If you reference the colour column, you run the risk that if the business does ask to update the description from ‘Green’ to ‘Sea Green’, that your procedure will begin to fail.

I suppose a further solution is to implement the code column when you need it, if it isn’t there already – probably the best solution?

Select all rows that have all of the following column values

I have the following tables Genres, Films, Directors. They have the following schema:

CREATE TABLE GENRES(     GID INTEGER PRIMARY KEY,     GENRE VARCHAR(20) UNIQUE NOT NULL );  CREATE TABLE Films(     FID INTEGER PRIMARY KEY,     Title VARCHAR(45) UNIQUE NOT NULL,     DID INTEGER NOT NULL,     GID INTEGER NOT NULL,     FOREIGN KEY (DID) REFERENCES Directors(DID),     FOREIGN KEY (GID) REFERENCES Genres(DID) );  CREATE TABLE Directors(     DID INTEGER PRIMARY KEY,     First_Name VARCHAR(20) NOT NULL,     Last_Name VARCHAR(20) NOT NULL ); 

I want to write a query that will allow me to select all of Director information for every director that has made atleast one movie in the same genre(s) as another director. For example if Stanley Kubrick has made films in genres ‘Sci-Fi’, ‘Thriller’, and ‘Crime’, I want to select all the directors who have made at least 1 sci-fi AND 1 thriller AND 1 crime film.

I’ve tried the query seen below but this will give me directors who have made atleast 1 sci-fi OR 1 thriller OR 1 crime film.

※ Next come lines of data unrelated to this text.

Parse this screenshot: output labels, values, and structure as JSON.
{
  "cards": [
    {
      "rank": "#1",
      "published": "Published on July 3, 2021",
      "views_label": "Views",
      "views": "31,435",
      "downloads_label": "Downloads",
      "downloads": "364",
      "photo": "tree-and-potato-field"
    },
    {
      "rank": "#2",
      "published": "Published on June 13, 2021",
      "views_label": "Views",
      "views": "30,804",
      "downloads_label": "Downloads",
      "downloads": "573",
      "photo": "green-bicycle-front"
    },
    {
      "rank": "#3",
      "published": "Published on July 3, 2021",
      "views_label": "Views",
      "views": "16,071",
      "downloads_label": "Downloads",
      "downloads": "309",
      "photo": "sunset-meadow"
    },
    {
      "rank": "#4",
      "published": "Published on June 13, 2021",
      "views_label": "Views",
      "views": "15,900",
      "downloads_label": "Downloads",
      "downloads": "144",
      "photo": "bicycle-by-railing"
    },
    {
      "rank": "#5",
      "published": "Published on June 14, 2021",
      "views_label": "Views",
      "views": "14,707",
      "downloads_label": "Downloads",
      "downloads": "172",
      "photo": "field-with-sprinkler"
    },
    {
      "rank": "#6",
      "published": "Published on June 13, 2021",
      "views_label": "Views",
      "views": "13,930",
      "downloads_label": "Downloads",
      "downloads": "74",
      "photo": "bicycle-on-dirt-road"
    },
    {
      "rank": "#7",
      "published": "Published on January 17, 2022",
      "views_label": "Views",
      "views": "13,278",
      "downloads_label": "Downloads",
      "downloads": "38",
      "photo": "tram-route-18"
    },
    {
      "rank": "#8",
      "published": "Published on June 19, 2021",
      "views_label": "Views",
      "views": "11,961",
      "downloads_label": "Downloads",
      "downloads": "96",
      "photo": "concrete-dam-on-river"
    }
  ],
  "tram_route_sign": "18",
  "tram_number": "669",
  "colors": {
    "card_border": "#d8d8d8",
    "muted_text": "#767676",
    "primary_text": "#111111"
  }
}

SELECT DISTINCT D.DID, D.First_Name, D.Last_Name FROM Directors D LEFT JOIN Films F ON F.DID = D.DID LEFT JOIN Genres G ON G.GID = B.GID WHERE G.Genre IN (   SELECT DISTINCT G1.Genre   FROM Generes G1   LEFT JOIN Films F1   ON F1.GID = G1.GID   LEFT JOIN Directors D1   ON D1.DID = D1.DID   WHERE D1.First_Name = 'Stanley'   AND D1.Last_Name = 'Kubrick' );  Additionally, I am not able to check before hand which Genres the director in question has been involved with. The query should work with the only given information being the Directors First and Last name. 

Combine duplicate rows on column1 sum column2

I have the following data.

Id      ParentId    ProductId   Quantity 215236  19297       16300319    60 215221  19297       16314611    6 215234  19297       16314670    1    <- Duplicate productid 215235  19297       16314670    2    <- Duplicate productid 215195  19297       16314697    20 215205  19297       16321820    75 215216  19297       16329252    10 215233  19297       16331834    9 215224  19297       16519280    40 

Selecting unique records is easy. Or grouping the data on ProductId is also possible. I need a result that only contains a unique Product Id with the same parentid and the quantities summed up.

The result should look like this.

Id      ParentId    ProductId   Quantity 215236  19297       16300319    60 215221  19297       16314611    6 215234  19297       16314670    3 215195  19297       16314697    20 215205  19297       16321820    75 215216  19297       16329252    10 215233  19297       16331834    9 215224  19297       16519280    40 

The quantities of the duplicates

215234  19297       16314670    1    <- Duplicate productid 215235  19297       16314670    2    <- Duplicate productid 

should result in

215234  19297       16314670    3